NEW YORK -- Sandy Alderson came to the Mets with big league experience, and he'd prefer his on-field manager have some, too. So it is worth noting that the two men who interviewed on Wednesday at Citi Field, Clint Hurdle and Don Wakamatsu, have a combined decade's worth of experience managing in the Majors.
Hurdle, 53, boasts eight years of Major League experience in Colorado, including a 524-625 record and a trip to the World Series in 2007. The current Rangers hitting coach, Hurdle interviewed with the Pirates last week and is widely considered the front-runner for their managerial vacancy. But he could prefer a position with the Mets, his former employer both as a player and Minor League manager.
Wakamatsu, 47, was dismissed as Mariners manager in August, after a 2 1/2-year stint that saw the M's go 127-147 and finish a disappointing fourth in the American League West last season. If Wakamatsu is not selected, he has a fallback option: The Jays recently named him new manager John Farrell's bench coach, a responsibility that would not preclude Wakamatsu from accepting a managerial position with the Mets.
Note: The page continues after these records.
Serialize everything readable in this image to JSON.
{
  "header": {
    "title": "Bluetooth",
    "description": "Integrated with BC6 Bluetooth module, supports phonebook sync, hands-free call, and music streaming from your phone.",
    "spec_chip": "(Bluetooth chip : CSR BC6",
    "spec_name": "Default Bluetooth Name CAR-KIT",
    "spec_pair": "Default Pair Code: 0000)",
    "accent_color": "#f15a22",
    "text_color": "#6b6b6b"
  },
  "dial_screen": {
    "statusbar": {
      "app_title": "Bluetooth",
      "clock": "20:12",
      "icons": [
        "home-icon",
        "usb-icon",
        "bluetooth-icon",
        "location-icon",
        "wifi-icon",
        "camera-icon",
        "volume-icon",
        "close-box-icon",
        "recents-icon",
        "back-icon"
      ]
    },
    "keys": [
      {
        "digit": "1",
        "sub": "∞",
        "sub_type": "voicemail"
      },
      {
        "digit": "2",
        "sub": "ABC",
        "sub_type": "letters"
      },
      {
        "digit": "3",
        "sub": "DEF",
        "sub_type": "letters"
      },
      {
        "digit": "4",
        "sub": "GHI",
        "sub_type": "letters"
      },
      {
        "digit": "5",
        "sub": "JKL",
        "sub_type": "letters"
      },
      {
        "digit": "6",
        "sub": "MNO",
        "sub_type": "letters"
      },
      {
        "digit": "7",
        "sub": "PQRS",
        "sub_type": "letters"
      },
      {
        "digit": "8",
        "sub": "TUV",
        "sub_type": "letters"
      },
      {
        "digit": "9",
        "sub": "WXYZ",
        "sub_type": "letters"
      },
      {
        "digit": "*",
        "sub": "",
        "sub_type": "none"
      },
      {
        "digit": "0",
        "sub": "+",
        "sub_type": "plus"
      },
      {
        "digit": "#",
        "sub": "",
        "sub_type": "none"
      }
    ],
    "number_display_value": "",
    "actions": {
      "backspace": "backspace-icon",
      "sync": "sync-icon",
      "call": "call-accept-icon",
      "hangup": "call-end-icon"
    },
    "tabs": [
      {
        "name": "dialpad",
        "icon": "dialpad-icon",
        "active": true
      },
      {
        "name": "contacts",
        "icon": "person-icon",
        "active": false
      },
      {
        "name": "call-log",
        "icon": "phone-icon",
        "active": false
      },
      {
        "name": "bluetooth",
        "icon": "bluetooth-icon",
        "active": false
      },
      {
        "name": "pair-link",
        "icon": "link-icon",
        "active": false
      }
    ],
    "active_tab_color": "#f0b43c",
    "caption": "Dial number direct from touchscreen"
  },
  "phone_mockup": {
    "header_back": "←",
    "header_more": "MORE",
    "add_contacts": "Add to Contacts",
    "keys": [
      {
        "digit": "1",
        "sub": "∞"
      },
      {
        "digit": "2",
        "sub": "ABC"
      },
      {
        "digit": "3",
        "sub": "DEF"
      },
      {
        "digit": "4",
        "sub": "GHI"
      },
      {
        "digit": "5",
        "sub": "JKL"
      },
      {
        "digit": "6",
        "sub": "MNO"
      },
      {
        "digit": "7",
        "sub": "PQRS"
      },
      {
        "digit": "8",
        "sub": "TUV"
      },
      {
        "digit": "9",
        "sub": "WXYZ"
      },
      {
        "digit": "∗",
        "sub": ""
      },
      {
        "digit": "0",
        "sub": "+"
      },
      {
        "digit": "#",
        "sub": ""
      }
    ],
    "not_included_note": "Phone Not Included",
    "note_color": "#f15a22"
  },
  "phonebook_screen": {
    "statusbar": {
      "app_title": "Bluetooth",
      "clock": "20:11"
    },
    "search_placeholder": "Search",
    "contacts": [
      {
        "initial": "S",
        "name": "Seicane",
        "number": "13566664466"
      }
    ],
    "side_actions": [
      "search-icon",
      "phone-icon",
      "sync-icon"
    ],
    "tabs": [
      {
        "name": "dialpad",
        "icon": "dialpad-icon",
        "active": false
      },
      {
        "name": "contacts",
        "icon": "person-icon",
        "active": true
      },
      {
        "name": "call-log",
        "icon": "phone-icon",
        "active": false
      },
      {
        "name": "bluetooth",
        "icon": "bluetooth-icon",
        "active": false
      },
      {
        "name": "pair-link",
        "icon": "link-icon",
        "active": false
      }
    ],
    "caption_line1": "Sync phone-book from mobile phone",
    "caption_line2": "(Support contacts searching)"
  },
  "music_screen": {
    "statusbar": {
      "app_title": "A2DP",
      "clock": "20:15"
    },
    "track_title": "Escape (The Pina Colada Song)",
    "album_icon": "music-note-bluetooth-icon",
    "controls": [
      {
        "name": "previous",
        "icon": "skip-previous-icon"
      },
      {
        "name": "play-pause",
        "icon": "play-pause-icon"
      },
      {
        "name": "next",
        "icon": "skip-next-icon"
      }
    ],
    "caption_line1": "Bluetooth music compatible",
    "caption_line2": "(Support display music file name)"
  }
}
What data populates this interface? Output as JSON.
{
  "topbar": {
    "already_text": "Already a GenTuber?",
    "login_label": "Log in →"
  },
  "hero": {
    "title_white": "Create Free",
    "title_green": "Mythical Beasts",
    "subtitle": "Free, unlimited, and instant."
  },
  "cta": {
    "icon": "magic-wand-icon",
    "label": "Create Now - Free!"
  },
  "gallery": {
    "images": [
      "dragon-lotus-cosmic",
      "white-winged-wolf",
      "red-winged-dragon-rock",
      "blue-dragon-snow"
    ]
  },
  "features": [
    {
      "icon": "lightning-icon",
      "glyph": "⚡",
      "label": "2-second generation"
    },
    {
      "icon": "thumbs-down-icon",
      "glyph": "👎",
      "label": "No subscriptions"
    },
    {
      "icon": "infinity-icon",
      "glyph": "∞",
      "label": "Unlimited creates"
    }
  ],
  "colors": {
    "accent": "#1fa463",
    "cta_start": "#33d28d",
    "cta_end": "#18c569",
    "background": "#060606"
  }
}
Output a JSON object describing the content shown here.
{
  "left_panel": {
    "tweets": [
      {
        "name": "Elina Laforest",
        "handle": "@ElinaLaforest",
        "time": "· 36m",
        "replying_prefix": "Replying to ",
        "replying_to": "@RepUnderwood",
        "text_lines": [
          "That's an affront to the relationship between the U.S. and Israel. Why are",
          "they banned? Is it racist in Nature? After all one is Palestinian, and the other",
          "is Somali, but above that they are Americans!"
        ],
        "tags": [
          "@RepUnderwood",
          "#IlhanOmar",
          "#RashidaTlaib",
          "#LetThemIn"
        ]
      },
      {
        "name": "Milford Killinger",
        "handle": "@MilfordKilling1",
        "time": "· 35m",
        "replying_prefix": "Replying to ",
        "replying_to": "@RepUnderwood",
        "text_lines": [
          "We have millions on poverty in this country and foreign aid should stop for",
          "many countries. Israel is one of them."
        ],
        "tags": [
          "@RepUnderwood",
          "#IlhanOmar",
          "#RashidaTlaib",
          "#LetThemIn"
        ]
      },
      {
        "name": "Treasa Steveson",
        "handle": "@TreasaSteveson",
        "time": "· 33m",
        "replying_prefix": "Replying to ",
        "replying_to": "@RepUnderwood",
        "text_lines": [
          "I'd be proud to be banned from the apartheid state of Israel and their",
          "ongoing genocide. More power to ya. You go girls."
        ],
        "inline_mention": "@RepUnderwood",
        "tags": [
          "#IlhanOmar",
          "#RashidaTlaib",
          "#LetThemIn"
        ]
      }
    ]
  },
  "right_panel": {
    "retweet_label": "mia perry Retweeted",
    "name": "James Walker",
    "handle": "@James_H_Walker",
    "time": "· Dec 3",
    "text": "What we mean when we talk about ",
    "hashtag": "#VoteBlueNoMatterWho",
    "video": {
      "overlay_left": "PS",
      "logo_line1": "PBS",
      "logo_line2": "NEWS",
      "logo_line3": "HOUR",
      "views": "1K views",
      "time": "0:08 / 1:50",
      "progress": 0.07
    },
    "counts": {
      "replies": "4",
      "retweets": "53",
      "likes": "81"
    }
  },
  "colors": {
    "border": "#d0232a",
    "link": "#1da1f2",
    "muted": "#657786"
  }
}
The Mets have already interviewed one other external candidate, DeMarlo Hale of the Red Sox, along with five others from within their own organization: bench coach Dave Jauss, third-base coach Chip Hale, Class A Brooklyn manager Wally Backman, scout Bob Melvin and Minor League field coordinator Terry Collins.
Collins, Melvin, Hurdle and Wakamatsu are the presumptive favorites, due to their previous big league managerial experience.
Alderson has one additional interview scheduled in the Dominican Republic with Triple-A Buffalo manager Ken Oberkfell -- a trip that will also include a visit with outfielder Carlos Beltran in his native Puerto Rico -- and could add one or two names to his list before beginning the second part of a two-round process, perhaps as soon as next week. The Mets hope to name a new manager by Thanksgiving at the earliest, early December at the latest.
Anthony DiComo is a reporter for MLB.com. Follow him on Twitter @AnthonyDicomo. This story was not subject to the approval of Major League Baseball or its clubs.